PROBLEM STATEMENT:
When you answer, restate the entries below without altering anything.

EXERCISE INPUTS:

= = = =

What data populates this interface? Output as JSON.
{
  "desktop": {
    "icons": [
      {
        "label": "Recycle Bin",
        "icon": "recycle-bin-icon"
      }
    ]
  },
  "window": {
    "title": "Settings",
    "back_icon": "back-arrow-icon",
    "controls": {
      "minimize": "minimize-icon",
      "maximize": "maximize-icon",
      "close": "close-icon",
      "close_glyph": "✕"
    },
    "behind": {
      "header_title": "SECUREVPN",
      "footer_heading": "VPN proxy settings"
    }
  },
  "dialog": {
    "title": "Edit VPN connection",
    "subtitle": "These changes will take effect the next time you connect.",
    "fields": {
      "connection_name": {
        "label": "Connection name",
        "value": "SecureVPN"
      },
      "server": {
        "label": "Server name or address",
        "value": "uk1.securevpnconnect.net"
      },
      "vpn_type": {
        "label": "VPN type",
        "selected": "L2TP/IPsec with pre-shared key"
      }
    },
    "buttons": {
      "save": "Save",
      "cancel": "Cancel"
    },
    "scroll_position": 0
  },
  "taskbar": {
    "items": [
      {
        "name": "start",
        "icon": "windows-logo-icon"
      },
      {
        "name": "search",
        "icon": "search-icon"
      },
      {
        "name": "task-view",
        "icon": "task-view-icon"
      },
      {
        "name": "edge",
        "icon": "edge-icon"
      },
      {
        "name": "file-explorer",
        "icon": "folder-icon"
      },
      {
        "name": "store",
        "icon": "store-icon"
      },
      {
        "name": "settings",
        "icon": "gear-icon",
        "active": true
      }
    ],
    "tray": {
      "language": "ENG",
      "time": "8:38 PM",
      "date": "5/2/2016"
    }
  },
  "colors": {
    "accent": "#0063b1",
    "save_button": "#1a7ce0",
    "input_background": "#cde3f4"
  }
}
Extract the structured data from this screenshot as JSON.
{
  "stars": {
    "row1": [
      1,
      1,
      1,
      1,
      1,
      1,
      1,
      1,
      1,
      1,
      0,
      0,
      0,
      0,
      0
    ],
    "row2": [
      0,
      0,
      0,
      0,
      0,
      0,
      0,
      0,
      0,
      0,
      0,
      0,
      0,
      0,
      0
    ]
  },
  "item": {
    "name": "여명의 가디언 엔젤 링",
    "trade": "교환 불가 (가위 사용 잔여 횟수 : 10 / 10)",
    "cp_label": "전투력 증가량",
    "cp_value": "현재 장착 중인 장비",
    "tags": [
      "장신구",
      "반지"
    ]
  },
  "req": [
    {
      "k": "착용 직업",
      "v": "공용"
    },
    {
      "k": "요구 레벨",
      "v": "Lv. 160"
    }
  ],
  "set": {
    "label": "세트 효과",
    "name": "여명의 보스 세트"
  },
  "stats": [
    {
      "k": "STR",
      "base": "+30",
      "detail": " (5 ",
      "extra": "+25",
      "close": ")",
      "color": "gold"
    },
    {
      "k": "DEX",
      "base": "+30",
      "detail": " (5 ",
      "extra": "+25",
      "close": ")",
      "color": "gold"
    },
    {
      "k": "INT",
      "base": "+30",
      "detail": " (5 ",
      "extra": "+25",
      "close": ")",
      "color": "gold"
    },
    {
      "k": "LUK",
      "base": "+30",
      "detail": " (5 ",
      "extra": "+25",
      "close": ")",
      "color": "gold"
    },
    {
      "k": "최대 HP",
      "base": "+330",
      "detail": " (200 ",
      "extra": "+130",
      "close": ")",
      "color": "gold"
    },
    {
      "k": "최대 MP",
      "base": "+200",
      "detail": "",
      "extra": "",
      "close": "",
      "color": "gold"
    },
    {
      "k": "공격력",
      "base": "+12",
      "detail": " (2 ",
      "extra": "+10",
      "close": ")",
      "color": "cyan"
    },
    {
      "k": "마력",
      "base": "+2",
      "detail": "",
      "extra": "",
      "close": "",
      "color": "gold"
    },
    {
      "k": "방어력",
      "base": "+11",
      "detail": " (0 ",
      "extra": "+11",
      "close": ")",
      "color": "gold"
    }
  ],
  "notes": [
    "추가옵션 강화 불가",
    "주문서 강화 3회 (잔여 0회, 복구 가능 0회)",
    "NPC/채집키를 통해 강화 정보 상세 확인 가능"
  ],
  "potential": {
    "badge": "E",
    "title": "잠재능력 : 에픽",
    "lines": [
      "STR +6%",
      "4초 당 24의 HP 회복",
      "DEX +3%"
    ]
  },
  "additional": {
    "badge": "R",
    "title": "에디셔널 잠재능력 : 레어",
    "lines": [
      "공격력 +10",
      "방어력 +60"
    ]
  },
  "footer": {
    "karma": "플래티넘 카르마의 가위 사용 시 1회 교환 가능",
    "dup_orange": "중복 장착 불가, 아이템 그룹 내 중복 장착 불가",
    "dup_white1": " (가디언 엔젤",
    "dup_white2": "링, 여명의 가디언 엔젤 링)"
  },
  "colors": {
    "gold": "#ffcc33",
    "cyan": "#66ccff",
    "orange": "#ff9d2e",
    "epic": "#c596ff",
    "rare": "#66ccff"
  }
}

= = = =

WRITTEN ANSWER:
What data populates this interface? Output as JSON.
{
  "desktop": {
    "icons": [
      {
        "label": "Recycle Bin",
        "icon": "recycle-bin-icon"
      }
    ]
  },
  "window": {
    "title": "Settings",
    "back_icon": "back-arrow-icon",
    "controls": {
      "minimize": "minimize-icon",
      "maximize": "maximize-icon",
      "close": "close-icon",
      "close_glyph": "✕"
    },
    "behind": {
      "header_title": "SECUREVPN",
      "footer_heading": "VPN proxy settings"
    }
  },
  "dialog": {
    "title": "Edit VPN connection",
    "subtitle": "These changes will take effect the next time you connect.",
    "fields": {
      "connection_name": {
        "label": "Connection name",
        "value": "SecureVPN"
      },
      "server": {
        "label": "Server name or address",
        "value": "uk1.securevpnconnect.net"
      },
      "vpn_type": {
        "label": "VPN type",
        "selected": "L2TP/IPsec with pre-shared key"
      }
    },
    "buttons": {
      "save": "Save",
      "cancel": "Cancel"
    },
    "scroll_position": 0
  },
  "taskbar": {
    "items": [
      {
        "name": "start",
        "icon": "windows-logo-icon"
      },
      {
        "name": "search",
        "icon": "search-icon"
      },
      {
        "name": "task-view",
        "icon": "task-view-icon"
      },
      {
        "name": "edge",
        "icon": "edge-icon"
      },
      {
        "name": "file-explorer",
        "icon": "folder-icon"
      },
      {
        "name": "store",
        "icon": "store-icon"
      },
      {
        "name": "settings",
        "icon": "gear-icon",
        "active": true
      }
    ],
    "tray": {
      "language": "ENG",
      "time": "8:38 PM",
      "date": "5/2/2016"
    }
  },
  "colors": {
    "accent": "#0063b1",
    "save_button": "#1a7ce0",
    "input_background": "#cde3f4"
  }
}
Extract the structured data from this screenshot as JSON.
{
  "stars": {
    "row1": [
      1,
      1,
      1,
      1,
      1,
      1,
      1,
      1,
      1,
      1,
      0,
      0,
      0,
      0,
      0
    ],
    "row2": [
      0,
      0,
      0,
      0,
      0,
      0,
      0,
      0,
      0,
      0,
      0,
      0,
      0,
      0,
      0
    ]
  },
  "item": {
    "name": "여명의 가디언 엔젤 링",
    "trade": "교환 불가 (가위 사용 잔여 횟수 : 10 / 10)",
    "cp_label": "전투력 증가량",
    "cp_value": "현재 장착 중인 장비",
    "tags": [
      "장신구",
      "반지"
    ]
  },
  "req": [
    {
      "k": "착용 직업",
      "v": "공용"
    },
    {
      "k": "요구 레벨",
      "v": "Lv. 160"
    }
  ],
  "set": {
    "label": "세트 효과",
    "name": "여명의 보스 세트"
  },
  "stats": [
    {
      "k": "STR",
      "base": "+30",
      "detail": " (5 ",
      "extra": "+25",
      "close": ")",
      "color": "gold"
    },
    {
      "k": "DEX",
      "base": "+30",
      "detail": " (5 ",
      "extra": "+25",
      "close": ")",
      "color": "gold"
    },
    {
      "k": "INT",
      "base": "+30",
      "detail": " (5 ",
      "extra": "+25",
      "close": ")",
      "color": "gold"
    },
    {
      "k": "LUK",
      "base": "+30",
      "detail": " (5 ",
      "extra": "+25",
      "close": ")",
      "color": "gold"
    },
    {
      "k": "최대 HP",
      "base": "+330",
      "detail": " (200 ",
      "extra": "+130",
      "close": ")",
      "color": "gold"
    },
    {
      "k": "최대 MP",
      "base": "+200",
      "detail": "",
      "extra": "",
      "close": "",
      "color": "gold"
    },
    {
      "k": "공격력",
      "base": "+12",
      "detail": " (2 ",
      "extra": "+10",
      "close": ")",
      "color": "cyan"
    },
    {
      "k": "마력",
      "base": "+2",
      "detail": "",
      "extra": "",
      "close": "",
      "color": "gold"
    },
    {
      "k": "방어력",
      "base": "+11",
      "detail": " (0 ",
      "extra": "+11",
      "close": ")",
      "color": "gold"
    }
  ],
  "notes": [
    "추가옵션 강화 불가",
    "주문서 강화 3회 (잔여 0회, 복구 가능 0회)",
    "NPC/채집키를 통해 강화 정보 상세 확인 가능"
  ],
  "potential": {
    "badge": "E",
    "title": "잠재능력 : 에픽",
    "lines": [
      "STR +6%",
      "4초 당 24의 HP 회복",
      "DEX +3%"
    ]
  },
  "additional": {
    "badge": "R",
    "title": "에디셔널 잠재능력 : 레어",
    "lines": [
      "공격력 +10",
      "방어력 +60"
    ]
  },
  "footer": {
    "karma": "플래티넘 카르마의 가위 사용 시 1회 교환 가능",
    "dup_orange": "중복 장착 불가, 아이템 그룹 내 중복 장착 불가",
    "dup_white1": " (가디언 엔젤",
    "dup_white2": "링, 여명의 가디언 엔젤 링)"
  },
  "colors": {
    "gold": "#ffcc33",
    "cyan": "#66ccff",
    "orange": "#ff9d2e",
    "epic": "#c596ff",
    "rare": "#66ccff"
  }
}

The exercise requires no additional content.